(Task goal) Please give back each line below unchanged; none of the pictures should appear.

[Data records]

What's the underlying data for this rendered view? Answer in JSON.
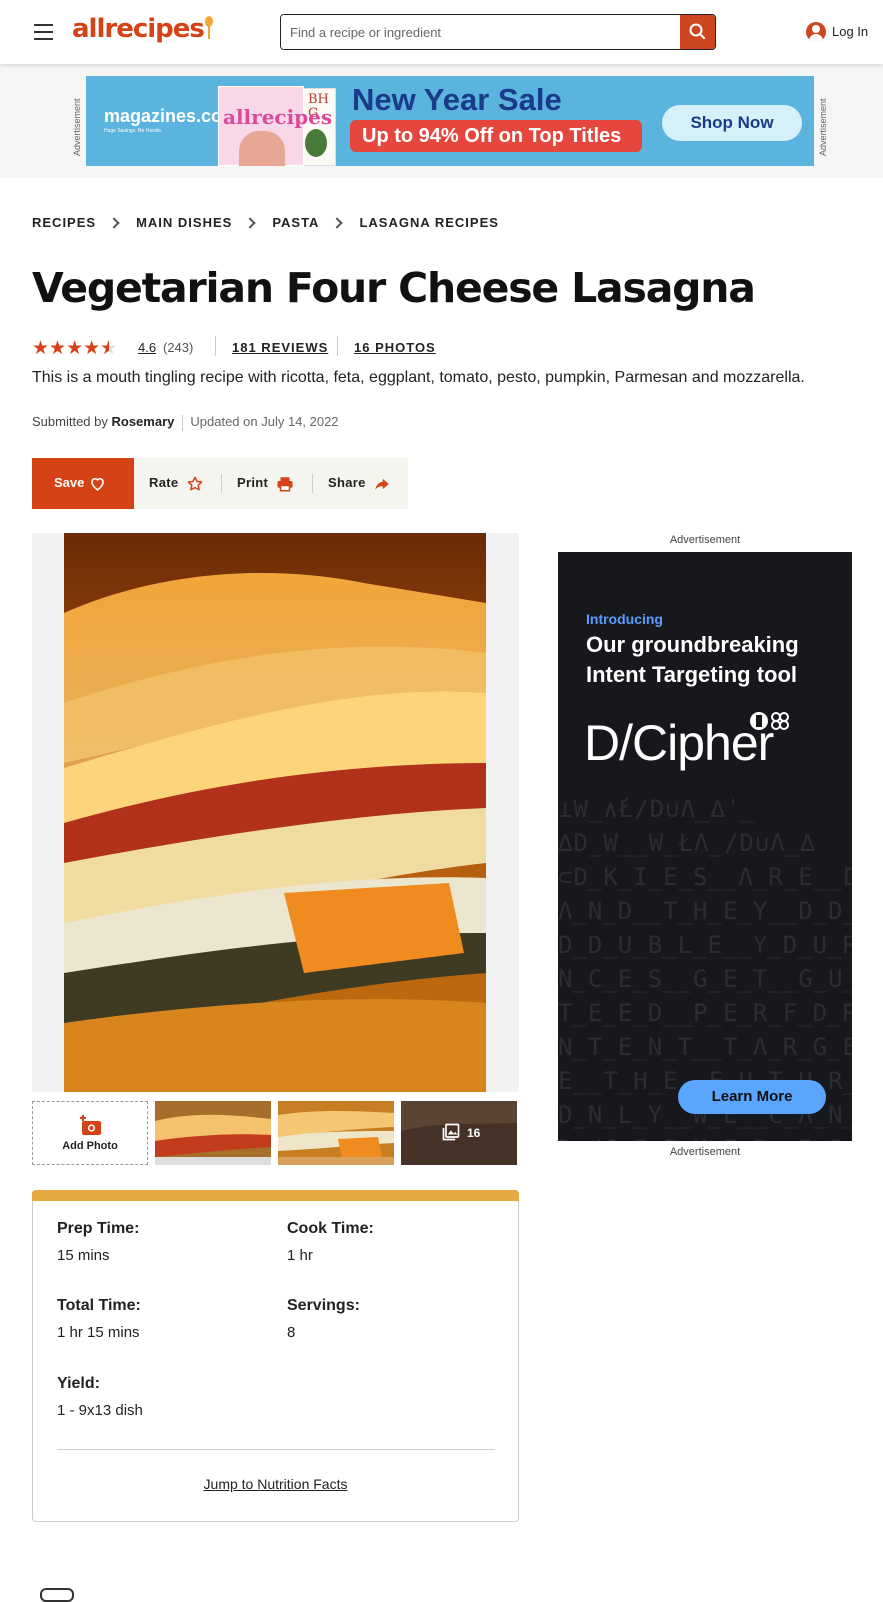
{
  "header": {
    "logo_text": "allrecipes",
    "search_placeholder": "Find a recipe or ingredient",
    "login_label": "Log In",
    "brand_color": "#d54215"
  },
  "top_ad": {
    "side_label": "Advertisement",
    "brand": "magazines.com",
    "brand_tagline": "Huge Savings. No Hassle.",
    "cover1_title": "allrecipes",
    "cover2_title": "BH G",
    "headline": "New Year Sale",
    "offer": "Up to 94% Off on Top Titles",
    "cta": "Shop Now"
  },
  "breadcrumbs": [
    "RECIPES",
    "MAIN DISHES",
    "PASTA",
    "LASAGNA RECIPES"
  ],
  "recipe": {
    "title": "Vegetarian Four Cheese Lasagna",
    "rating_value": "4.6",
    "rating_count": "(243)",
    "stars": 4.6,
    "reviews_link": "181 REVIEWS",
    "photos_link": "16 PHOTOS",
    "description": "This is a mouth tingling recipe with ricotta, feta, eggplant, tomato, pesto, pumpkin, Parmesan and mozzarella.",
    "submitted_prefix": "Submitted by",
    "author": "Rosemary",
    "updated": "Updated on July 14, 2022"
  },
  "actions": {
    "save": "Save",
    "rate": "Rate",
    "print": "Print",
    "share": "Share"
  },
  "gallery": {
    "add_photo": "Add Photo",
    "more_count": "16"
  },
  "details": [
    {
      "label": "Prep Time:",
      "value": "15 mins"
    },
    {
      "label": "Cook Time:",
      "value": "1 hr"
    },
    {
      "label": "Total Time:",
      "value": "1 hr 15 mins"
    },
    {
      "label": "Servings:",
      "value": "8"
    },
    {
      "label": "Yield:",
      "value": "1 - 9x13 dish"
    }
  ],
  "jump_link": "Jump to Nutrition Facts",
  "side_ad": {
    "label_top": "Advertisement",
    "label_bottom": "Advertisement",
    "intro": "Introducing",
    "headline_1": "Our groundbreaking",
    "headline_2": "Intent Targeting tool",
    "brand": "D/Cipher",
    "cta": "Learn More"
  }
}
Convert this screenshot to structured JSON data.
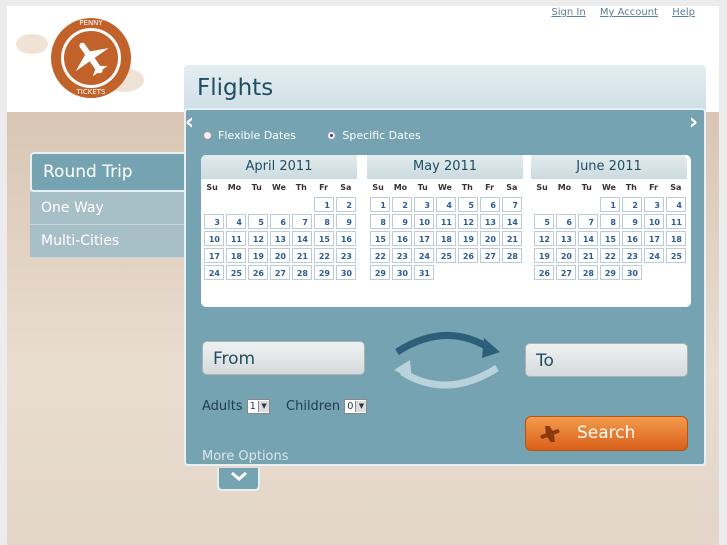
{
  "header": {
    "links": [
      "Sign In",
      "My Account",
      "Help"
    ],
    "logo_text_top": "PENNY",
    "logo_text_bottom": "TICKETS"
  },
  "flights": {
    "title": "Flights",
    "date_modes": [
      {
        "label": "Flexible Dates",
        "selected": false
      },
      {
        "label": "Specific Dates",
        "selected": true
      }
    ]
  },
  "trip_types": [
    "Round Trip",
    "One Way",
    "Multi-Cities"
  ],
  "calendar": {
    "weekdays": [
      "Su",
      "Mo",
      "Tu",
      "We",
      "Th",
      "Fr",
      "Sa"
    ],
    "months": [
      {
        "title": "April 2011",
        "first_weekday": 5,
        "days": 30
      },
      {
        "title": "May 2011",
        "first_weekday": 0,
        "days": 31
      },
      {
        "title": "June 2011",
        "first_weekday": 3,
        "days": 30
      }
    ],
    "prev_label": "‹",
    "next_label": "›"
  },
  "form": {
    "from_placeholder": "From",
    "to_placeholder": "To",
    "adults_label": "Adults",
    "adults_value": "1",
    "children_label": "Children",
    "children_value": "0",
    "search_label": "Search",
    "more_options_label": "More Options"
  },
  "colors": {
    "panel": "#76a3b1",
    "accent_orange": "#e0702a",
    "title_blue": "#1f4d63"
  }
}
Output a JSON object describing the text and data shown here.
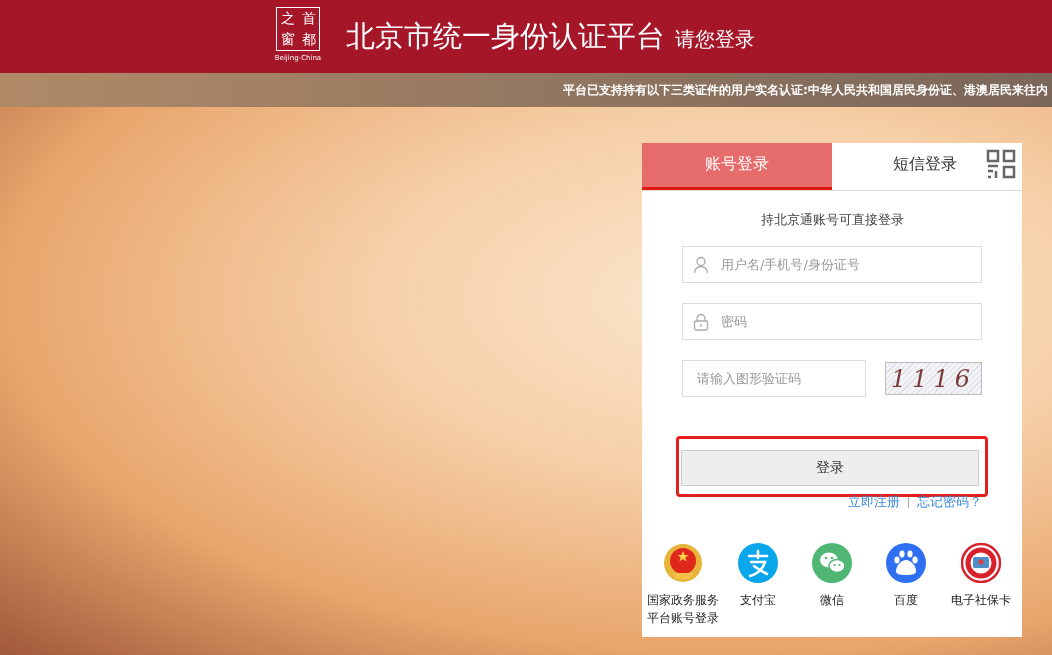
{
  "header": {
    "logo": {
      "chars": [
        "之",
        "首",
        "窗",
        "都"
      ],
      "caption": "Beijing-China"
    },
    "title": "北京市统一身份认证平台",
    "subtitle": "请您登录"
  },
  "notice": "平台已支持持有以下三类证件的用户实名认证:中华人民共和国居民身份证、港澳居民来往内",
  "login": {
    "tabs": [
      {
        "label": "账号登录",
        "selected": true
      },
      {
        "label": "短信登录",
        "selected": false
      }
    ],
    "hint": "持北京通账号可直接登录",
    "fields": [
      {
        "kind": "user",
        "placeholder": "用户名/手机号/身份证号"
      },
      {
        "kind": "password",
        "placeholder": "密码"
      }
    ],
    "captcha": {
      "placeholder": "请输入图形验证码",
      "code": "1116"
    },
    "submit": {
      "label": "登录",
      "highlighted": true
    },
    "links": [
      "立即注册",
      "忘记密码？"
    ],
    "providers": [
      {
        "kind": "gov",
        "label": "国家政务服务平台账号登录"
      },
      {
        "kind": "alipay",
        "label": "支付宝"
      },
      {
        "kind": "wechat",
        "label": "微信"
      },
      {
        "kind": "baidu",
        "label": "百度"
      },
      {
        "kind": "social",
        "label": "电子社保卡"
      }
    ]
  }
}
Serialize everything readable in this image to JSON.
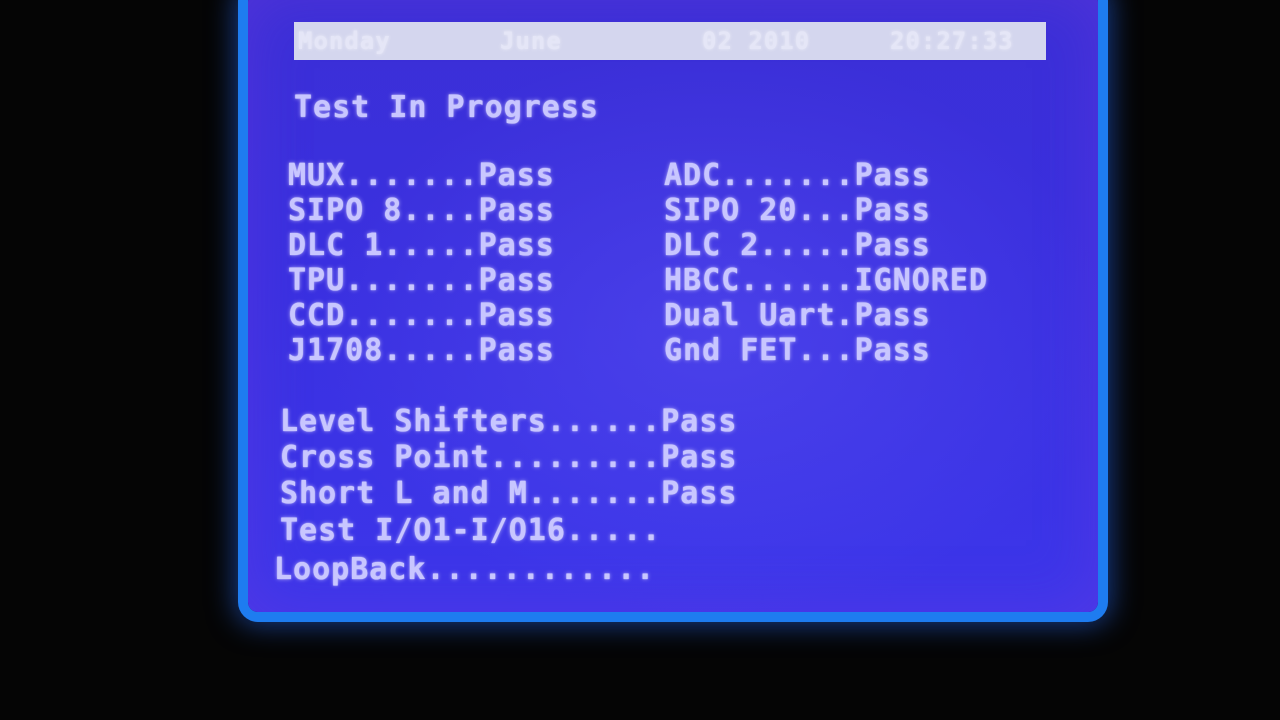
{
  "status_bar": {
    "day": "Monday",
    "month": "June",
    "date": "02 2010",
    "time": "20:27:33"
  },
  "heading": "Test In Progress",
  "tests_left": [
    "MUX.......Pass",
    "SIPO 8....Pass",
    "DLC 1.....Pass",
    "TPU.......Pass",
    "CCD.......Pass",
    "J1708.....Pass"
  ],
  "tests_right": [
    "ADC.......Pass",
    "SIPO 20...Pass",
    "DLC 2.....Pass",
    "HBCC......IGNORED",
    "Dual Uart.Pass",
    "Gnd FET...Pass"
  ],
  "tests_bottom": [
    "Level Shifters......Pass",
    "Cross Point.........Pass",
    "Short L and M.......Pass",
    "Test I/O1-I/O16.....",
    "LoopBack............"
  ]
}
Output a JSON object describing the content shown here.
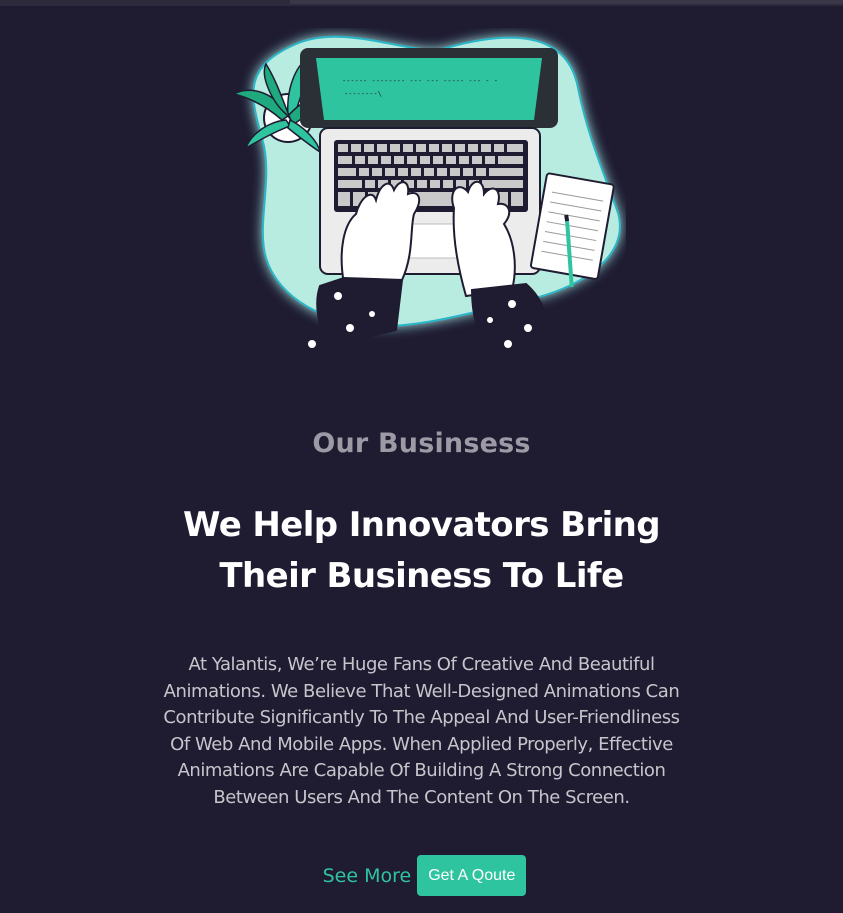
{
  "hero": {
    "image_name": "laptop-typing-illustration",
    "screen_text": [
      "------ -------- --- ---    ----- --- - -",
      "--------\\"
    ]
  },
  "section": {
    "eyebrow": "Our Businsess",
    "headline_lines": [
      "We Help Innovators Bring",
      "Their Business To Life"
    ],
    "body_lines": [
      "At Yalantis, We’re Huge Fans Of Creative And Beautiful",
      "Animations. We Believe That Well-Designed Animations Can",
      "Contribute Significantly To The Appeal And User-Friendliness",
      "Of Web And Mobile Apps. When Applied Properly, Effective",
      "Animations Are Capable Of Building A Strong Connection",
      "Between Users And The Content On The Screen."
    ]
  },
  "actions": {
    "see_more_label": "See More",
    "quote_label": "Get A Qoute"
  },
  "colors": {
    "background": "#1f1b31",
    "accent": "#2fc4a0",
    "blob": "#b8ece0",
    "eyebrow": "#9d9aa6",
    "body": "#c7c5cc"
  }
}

(Worked solution)
What's the underlying data for this rendered view? Answer in JSON.
{
  "header": {
    "logo_text": "allrecipes",
    "search_placeholder": "Find a recipe or ingredient",
    "login_label": "Log In",
    "brand_color": "#d54215"
  },
  "top_ad": {
    "side_label": "Advertisement",
    "brand": "magazines.com",
    "brand_tagline": "Huge Savings. No Hassle.",
    "cover1_title": "allrecipes",
    "cover2_title": "BH G",
    "headline": "New Year Sale",
    "offer": "Up to 94% Off on Top Titles",
    "cta": "Shop Now"
  },
  "breadcrumbs": [
    "RECIPES",
    "MAIN DISHES",
    "PASTA",
    "LASAGNA RECIPES"
  ],
  "recipe": {
    "title": "Vegetarian Four Cheese Lasagna",
    "rating_value": "4.6",
    "rating_count": "(243)",
    "stars": 4.6,
    "reviews_link": "181 REVIEWS",
    "photos_link": "16 PHOTOS",
    "description": "This is a mouth tingling recipe with ricotta, feta, eggplant, tomato, pesto, pumpkin, Parmesan and mozzarella.",
    "submitted_prefix": "Submitted by",
    "author": "Rosemary",
    "updated": "Updated on July 14, 2022"
  },
  "actions": {
    "save": "Save",
    "rate": "Rate",
    "print": "Print",
    "share": "Share"
  },
  "gallery": {
    "add_photo": "Add Photo",
    "more_count": "16"
  },
  "details": [
    {
      "label": "Prep Time:",
      "value": "15 mins"
    },
    {
      "label": "Cook Time:",
      "value": "1 hr"
    },
    {
      "label": "Total Time:",
      "value": "1 hr 15 mins"
    },
    {
      "label": "Servings:",
      "value": "8"
    },
    {
      "label": "Yield:",
      "value": "1 - 9x13 dish"
    }
  ],
  "jump_link": "Jump to Nutrition Facts",
  "side_ad": {
    "label_top": "Advertisement",
    "label_bottom": "Advertisement",
    "intro": "Introducing",
    "headline_1": "Our groundbreaking",
    "headline_2": "Intent Targeting tool",
    "brand": "D/Cipher",
    "cta": "Learn More"
  }
}
Convert this screenshot to structured JSON data.
{
  "header": {
    "links": [
      "Sign In",
      "My Account",
      "Help"
    ],
    "logo_text_top": "PENNY",
    "logo_text_bottom": "TICKETS"
  },
  "flights": {
    "title": "Flights",
    "date_modes": [
      {
        "label": "Flexible Dates",
        "selected": false
      },
      {
        "label": "Specific Dates",
        "selected": true
      }
    ]
  },
  "trip_types": [
    "Round Trip",
    "One Way",
    "Multi-Cities"
  ],
  "calendar": {
    "weekdays": [
      "Su",
      "Mo",
      "Tu",
      "We",
      "Th",
      "Fr",
      "Sa"
    ],
    "months": [
      {
        "title": "April 2011",
        "first_weekday": 5,
        "days": 30
      },
      {
        "title": "May 2011",
        "first_weekday": 0,
        "days": 31
      },
      {
        "title": "June 2011",
        "first_weekday": 3,
        "days": 30
      }
    ],
    "prev_label": "‹",
    "next_label": "›"
  },
  "form": {
    "from_placeholder": "From",
    "to_placeholder": "To",
    "adults_label": "Adults",
    "adults_value": "1",
    "children_label": "Children",
    "children_value": "0",
    "search_label": "Search",
    "more_options_label": "More Options"
  },
  "colors": {
    "panel": "#76a3b1",
    "accent_orange": "#e0702a",
    "title_blue": "#1f4d63"
  }
}
Output a JSON object describing the text and data shown here.
{
  "header": {
    "logo": {
      "chars": [
        "之",
        "首",
        "窗",
        "都"
      ],
      "caption": "Beijing-China"
    },
    "title": "北京市统一身份认证平台",
    "subtitle": "请您登录"
  },
  "notice": "平台已支持持有以下三类证件的用户实名认证:中华人民共和国居民身份证、港澳居民来往内",
  "login": {
    "tabs": [
      {
        "label": "账号登录",
        "selected": true
      },
      {
        "label": "短信登录",
        "selected": false
      }
    ],
    "hint": "持北京通账号可直接登录",
    "fields": [
      {
        "kind": "user",
        "placeholder": "用户名/手机号/身份证号"
      },
      {
        "kind": "password",
        "placeholder": "密码"
      }
    ],
    "captcha": {
      "placeholder": "请输入图形验证码",
      "code": "1116"
    },
    "submit": {
      "label": "登录",
      "highlighted": true
    },
    "links": [
      "立即注册",
      "忘记密码？"
    ],
    "providers": [
      {
        "kind": "gov",
        "label": "国家政务服务平台账号登录"
      },
      {
        "kind": "alipay",
        "label": "支付宝"
      },
      {
        "kind": "wechat",
        "label": "微信"
      },
      {
        "kind": "baidu",
        "label": "百度"
      },
      {
        "kind": "social",
        "label": "电子社保卡"
      }
    ]
  }
}
Serialize everything readable in this image to JSON.
{
  "status_bar": {
    "day": "Monday",
    "month": "June",
    "date": "02 2010",
    "time": "20:27:33"
  },
  "heading": "Test In Progress",
  "tests_left": [
    "MUX.......Pass",
    "SIPO 8....Pass",
    "DLC 1.....Pass",
    "TPU.......Pass",
    "CCD.......Pass",
    "J1708.....Pass"
  ],
  "tests_right": [
    "ADC.......Pass",
    "SIPO 20...Pass",
    "DLC 2.....Pass",
    "HBCC......IGNORED",
    "Dual Uart.Pass",
    "Gnd FET...Pass"
  ],
  "tests_bottom": [
    "Level Shifters......Pass",
    "Cross Point.........Pass",
    "Short L and M.......Pass",
    "Test I/O1-I/O16.....",
    "LoopBack............"
  ]
}
Output a JSON object describing the content shown here.
{
  "hero": {
    "image_name": "laptop-typing-illustration",
    "screen_text": [
      "------ -------- --- ---    ----- --- - -",
      "--------\\"
    ]
  },
  "section": {
    "eyebrow": "Our Businsess",
    "headline_lines": [
      "We Help Innovators Bring",
      "Their Business To Life"
    ],
    "body_lines": [
      "At Yalantis, We’re Huge Fans Of Creative And Beautiful",
      "Animations. We Believe That Well-Designed Animations Can",
      "Contribute Significantly To The Appeal And User-Friendliness",
      "Of Web And Mobile Apps. When Applied Properly, Effective",
      "Animations Are Capable Of Building A Strong Connection",
      "Between Users And The Content On The Screen."
    ]
  },
  "actions": {
    "see_more_label": "See More",
    "quote_label": "Get A Qoute"
  },
  "colors": {
    "background": "#1f1b31",
    "accent": "#2fc4a0",
    "blob": "#b8ece0",
    "eyebrow": "#9d9aa6",
    "body": "#c7c5cc"
  }
}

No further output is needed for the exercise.